What the exercise asks: Look below for lines that hold the string "icon" and copy each one.

(Data extracted from a collection)
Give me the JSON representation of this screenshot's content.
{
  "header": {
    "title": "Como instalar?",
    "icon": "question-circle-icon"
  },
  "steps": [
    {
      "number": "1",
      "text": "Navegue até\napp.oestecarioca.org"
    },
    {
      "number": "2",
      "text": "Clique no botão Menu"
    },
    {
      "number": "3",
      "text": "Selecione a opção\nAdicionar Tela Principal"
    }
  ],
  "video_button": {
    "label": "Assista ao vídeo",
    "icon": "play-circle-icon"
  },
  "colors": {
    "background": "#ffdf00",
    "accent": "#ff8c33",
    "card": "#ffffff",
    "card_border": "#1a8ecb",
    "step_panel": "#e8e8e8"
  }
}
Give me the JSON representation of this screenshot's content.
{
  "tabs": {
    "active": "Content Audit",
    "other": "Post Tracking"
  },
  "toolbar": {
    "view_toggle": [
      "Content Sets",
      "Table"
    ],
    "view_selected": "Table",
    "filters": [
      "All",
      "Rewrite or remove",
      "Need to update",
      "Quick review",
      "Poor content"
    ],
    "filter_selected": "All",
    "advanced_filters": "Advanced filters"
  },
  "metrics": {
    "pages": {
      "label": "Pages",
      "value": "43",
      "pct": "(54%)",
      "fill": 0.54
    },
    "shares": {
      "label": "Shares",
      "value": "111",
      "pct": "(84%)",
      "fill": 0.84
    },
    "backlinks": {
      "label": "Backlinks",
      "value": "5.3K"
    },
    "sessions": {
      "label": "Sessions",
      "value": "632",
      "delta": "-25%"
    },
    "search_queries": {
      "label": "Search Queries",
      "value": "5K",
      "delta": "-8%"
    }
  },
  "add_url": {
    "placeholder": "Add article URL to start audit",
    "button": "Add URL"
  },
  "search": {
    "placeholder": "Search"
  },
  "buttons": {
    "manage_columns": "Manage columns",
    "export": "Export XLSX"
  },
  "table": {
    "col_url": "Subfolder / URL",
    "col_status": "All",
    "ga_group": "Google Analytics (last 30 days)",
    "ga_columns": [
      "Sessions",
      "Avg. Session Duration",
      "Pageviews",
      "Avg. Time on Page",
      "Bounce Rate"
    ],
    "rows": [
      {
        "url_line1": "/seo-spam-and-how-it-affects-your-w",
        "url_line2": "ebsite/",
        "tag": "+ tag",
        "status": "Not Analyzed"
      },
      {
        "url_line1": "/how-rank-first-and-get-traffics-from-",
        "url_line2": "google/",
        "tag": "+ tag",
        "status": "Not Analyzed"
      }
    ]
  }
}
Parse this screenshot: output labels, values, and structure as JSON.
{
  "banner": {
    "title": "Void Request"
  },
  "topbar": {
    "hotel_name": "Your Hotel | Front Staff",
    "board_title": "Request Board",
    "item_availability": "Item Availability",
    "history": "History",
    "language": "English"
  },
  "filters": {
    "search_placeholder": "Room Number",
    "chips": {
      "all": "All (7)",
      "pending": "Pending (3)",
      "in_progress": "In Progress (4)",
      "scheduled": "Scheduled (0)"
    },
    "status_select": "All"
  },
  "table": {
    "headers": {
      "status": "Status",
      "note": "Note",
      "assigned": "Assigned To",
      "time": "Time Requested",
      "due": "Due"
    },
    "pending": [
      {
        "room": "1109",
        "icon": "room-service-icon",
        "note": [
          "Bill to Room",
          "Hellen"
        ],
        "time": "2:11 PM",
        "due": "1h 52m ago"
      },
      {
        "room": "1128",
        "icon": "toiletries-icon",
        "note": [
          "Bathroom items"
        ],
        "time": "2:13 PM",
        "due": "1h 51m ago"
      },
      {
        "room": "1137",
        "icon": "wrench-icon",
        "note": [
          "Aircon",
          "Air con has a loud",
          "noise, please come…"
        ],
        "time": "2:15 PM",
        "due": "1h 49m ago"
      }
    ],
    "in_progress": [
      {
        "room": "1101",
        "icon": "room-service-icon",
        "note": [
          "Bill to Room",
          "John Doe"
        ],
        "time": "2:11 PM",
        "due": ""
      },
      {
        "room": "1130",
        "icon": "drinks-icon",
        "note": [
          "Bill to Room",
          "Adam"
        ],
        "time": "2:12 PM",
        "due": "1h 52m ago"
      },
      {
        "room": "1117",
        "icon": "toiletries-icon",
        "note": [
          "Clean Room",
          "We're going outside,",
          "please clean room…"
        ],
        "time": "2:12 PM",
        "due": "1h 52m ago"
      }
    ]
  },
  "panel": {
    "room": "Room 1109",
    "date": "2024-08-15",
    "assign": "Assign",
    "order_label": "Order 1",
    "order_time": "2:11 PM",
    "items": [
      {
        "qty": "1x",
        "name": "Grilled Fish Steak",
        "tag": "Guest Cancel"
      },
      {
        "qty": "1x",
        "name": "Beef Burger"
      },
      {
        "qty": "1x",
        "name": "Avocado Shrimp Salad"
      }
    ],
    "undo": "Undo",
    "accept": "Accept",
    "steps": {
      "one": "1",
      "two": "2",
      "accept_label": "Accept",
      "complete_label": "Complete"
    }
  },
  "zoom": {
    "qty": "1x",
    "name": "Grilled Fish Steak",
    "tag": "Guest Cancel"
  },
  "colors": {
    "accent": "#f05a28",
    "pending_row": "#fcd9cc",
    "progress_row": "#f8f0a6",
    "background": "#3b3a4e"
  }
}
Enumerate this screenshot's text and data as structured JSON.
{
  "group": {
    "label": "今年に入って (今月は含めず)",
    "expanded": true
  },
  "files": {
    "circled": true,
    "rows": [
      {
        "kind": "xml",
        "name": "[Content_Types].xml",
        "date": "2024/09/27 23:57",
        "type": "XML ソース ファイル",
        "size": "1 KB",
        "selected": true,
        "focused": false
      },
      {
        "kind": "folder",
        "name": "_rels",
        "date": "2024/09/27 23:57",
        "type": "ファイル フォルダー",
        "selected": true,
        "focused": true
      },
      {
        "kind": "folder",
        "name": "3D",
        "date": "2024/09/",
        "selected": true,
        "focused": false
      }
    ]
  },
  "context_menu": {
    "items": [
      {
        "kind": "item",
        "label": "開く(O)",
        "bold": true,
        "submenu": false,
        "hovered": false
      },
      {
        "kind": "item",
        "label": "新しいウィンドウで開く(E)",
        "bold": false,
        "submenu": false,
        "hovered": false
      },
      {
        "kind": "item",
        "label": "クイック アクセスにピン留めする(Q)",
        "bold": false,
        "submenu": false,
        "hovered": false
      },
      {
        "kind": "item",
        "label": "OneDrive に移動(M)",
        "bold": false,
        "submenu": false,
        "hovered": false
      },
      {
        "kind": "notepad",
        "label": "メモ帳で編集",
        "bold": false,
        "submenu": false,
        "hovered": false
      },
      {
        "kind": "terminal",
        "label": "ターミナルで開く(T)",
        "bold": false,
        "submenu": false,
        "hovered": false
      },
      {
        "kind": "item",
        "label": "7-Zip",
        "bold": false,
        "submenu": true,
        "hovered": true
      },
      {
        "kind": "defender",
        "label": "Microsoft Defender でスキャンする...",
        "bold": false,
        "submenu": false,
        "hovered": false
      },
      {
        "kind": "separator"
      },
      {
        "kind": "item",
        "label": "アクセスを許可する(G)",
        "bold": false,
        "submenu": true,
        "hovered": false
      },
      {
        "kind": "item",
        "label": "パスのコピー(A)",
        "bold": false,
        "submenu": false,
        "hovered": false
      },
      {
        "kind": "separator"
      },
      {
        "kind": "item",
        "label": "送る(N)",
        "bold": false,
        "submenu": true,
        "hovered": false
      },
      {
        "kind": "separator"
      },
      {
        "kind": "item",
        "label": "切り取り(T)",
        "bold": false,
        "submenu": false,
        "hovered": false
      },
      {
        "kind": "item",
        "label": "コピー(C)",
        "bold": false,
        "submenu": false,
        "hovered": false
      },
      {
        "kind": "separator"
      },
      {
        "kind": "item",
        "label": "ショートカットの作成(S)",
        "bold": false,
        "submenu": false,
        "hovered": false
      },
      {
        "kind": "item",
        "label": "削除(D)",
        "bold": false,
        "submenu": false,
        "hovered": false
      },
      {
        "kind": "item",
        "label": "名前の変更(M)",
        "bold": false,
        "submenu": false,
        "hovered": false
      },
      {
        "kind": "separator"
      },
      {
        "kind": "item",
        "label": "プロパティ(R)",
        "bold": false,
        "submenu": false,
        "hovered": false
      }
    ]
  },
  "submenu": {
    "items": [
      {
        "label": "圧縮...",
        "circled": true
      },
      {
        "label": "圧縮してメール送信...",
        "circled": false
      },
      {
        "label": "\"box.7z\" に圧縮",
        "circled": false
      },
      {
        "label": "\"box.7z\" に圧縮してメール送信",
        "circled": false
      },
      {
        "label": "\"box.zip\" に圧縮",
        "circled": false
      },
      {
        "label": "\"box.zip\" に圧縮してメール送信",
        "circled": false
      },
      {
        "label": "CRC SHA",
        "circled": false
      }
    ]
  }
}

Your response:
    "icon": "question-circle-icon"
    "icon": "play-circle-icon"
        "icon": "room-service-icon",
        "icon": "toiletries-icon",
        "icon": "wrench-icon",
        "icon": "room-service-icon",
        "icon": "drinks-icon",
        "icon": "toiletries-icon",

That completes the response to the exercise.